European Council President Donald Tusk in March warned that London’s stance on exit from the EU single market and customs union might lead to the establishment of a hard border in Ireland, a scenario which Tusk said Brussels would like to avoid.

READ MORE: Brexit’s Your Mess, Fix the Irish Border Issue or No Deal — Donald Tusk Tells UK

The border between the Republic of Ireland and Northern Ireland remains an obstacle on the agenda of Brexit talks as London’s pullout from the EU might create difficulties for free movement of goods and workers between the Republic of Ireland and the Northern Irish counties of the United Kingdom as well as a return a hard border between them in potential violation of the 1998 Good Friday Agreement which specifically stipulates that no physical border should exist between the Republic of Ireland and Northern Ireland.

READ MORE: UK to Leave Customs Union When Brexit Transition Period Ends in 2020 — Spokesman
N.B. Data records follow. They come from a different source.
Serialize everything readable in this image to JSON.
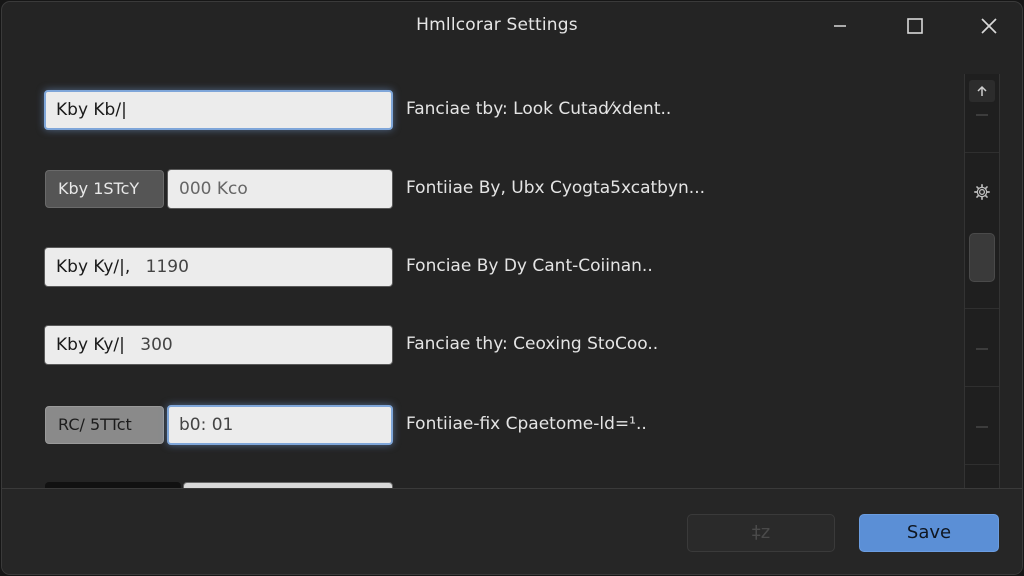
{
  "window": {
    "title": "Hmllcorar Settings"
  },
  "rows": [
    {
      "field_text": "Kby Kb/|",
      "description": "Fanciae tby: Look Cutad⁄xdent.."
    },
    {
      "tag": "Kby 1STcY",
      "field_text": "000 Kco",
      "description": "Fontiiae By, Ubx Cyogta5xcatbyn..."
    },
    {
      "field_text": "Kby Ky/|,",
      "field_value": "1190",
      "description": "Fonciae By Dy Cant-Coiinan.."
    },
    {
      "field_text": "Kby Ky/|",
      "field_value": "300",
      "description": "Fanciae thy: Ceoxing StoCoo.."
    },
    {
      "tag": "RC/ 5TTct",
      "field_text": "b0: 01",
      "description": "Fontiiae-fix Cpaetome-ld=¹.."
    }
  ],
  "footer": {
    "secondary_label": "‡z",
    "save_label": "Save"
  },
  "colors": {
    "accent": "#5b8fd6",
    "focus_ring": "#7fa6d9",
    "window_bg": "#242424"
  },
  "icons": {
    "minimize": "minimize-icon",
    "maximize": "maximize-icon",
    "close": "close-icon",
    "scroll_up": "arrow-up-icon",
    "scroll_settings": "gear-icon"
  }
}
Even though London and Brussels have reached a consensus that there will be no hard border, the sides remain at loggerheads over ways to implement the task.

On June 23, 2016, the United Kingdom voted in a referendum to leave the European Union.

The negotiations between Britain and Brussels are due to be completed by the end of March 2019, but London has been seeking a two-year transition period to smooth the exit, as well as guarantees of a future relationship with the bloc.

Source.